● **Work request**
Could you print, exactly as they stand, the lines from the one holding "Read all visible content and emit it as JSON." to the end of the data below, and nothing more?

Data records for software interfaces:
════

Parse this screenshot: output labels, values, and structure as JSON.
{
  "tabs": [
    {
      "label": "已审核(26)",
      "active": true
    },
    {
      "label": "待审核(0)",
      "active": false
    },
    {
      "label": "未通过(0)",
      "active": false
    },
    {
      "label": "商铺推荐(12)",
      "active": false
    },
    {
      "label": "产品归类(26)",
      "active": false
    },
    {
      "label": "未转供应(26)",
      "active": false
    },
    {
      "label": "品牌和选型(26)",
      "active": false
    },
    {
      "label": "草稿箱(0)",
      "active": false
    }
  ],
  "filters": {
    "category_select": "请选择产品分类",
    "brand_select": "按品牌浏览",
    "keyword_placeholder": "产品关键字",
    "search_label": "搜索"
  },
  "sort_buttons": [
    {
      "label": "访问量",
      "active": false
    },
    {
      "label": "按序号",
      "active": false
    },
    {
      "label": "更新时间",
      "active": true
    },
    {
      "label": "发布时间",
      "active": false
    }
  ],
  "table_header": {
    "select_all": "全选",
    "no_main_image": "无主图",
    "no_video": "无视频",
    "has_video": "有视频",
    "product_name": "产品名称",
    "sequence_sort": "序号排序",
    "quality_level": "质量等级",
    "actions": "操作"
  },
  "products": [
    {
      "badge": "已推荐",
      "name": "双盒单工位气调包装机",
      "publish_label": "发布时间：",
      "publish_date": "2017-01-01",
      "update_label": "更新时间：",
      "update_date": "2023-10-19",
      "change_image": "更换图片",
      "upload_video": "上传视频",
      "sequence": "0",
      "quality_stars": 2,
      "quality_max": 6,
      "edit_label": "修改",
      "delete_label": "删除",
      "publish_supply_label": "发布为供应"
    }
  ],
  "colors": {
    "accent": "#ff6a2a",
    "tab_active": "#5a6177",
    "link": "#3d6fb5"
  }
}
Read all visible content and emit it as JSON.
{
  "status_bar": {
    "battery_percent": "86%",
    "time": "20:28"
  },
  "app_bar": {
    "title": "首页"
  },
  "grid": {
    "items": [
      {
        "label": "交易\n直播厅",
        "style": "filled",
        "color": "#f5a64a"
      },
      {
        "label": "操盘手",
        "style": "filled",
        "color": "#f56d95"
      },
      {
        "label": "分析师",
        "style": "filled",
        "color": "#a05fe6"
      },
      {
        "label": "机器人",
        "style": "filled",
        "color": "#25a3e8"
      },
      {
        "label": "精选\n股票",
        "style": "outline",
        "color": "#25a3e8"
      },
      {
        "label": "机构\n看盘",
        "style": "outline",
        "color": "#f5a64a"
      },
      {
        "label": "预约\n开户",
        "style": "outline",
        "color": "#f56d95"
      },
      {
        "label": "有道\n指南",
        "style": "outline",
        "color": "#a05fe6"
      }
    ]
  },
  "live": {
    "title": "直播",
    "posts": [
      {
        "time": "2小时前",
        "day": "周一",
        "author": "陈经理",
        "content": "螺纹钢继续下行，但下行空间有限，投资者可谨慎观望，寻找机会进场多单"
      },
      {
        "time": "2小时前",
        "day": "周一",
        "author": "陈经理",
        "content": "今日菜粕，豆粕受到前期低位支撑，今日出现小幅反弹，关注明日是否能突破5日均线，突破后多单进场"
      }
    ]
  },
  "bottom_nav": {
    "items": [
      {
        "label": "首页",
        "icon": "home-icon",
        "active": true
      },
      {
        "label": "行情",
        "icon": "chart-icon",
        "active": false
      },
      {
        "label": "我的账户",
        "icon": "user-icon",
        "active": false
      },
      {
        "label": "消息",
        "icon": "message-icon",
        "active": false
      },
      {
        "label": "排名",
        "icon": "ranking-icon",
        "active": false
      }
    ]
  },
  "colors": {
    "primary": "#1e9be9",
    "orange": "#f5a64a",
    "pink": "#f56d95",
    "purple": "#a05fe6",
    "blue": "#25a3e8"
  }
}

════

● **Output below**
Read all visible content and emit it as JSON.
{
  "status_bar": {
    "battery_percent": "86%",
    "time": "20:28"
  },
  "app_bar": {
    "title": "首页"
  },
  "grid": {
    "items": [
      {
        "label": "交易\n直播厅",
        "style": "filled",
        "color": "#f5a64a"
      },
      {
        "label": "操盘手",
        "style": "filled",
        "color": "#f56d95"
      },
      {
        "label": "分析师",
        "style": "filled",
        "color": "#a05fe6"
      },
      {
        "label": "机器人",
        "style": "filled",
        "color": "#25a3e8"
      },
      {
        "label": "精选\n股票",
        "style": "outline",
        "color": "#25a3e8"
      },
      {
        "label": "机构\n看盘",
        "style": "outline",
        "color": "#f5a64a"
      },
      {
        "label": "预约\n开户",
        "style": "outline",
        "color": "#f56d95"
      },
      {
        "label": "有道\n指南",
        "style": "outline",
        "color": "#a05fe6"
      }
    ]
  },
  "live": {
    "title": "直播",
    "posts": [
      {
        "time": "2小时前",
        "day": "周一",
        "author": "陈经理",
        "content": "螺纹钢继续下行，但下行空间有限，投资者可谨慎观望，寻找机会进场多单"
      },
      {
        "time": "2小时前",
        "day": "周一",
        "author": "陈经理",
        "content": "今日菜粕，豆粕受到前期低位支撑，今日出现小幅反弹，关注明日是否能突破5日均线，突破后多单进场"
      }
    ]
  },
  "bottom_nav": {
    "items": [
      {
        "label": "首页",
        "icon": "home-icon",
        "active": true
      },
      {
        "label": "行情",
        "icon": "chart-icon",
        "active": false
      },
      {
        "label": "我的账户",
        "icon": "user-icon",
        "active": false
      },
      {
        "label": "消息",
        "icon": "message-icon",
        "active": false
      },
      {
        "label": "排名",
        "icon": "ranking-icon",
        "active": false
      }
    ]
  },
  "colors": {
    "primary": "#1e9be9",
    "orange": "#f5a64a",
    "pink": "#f56d95",
    "purple": "#a05fe6",
    "blue": "#25a3e8"
  }
}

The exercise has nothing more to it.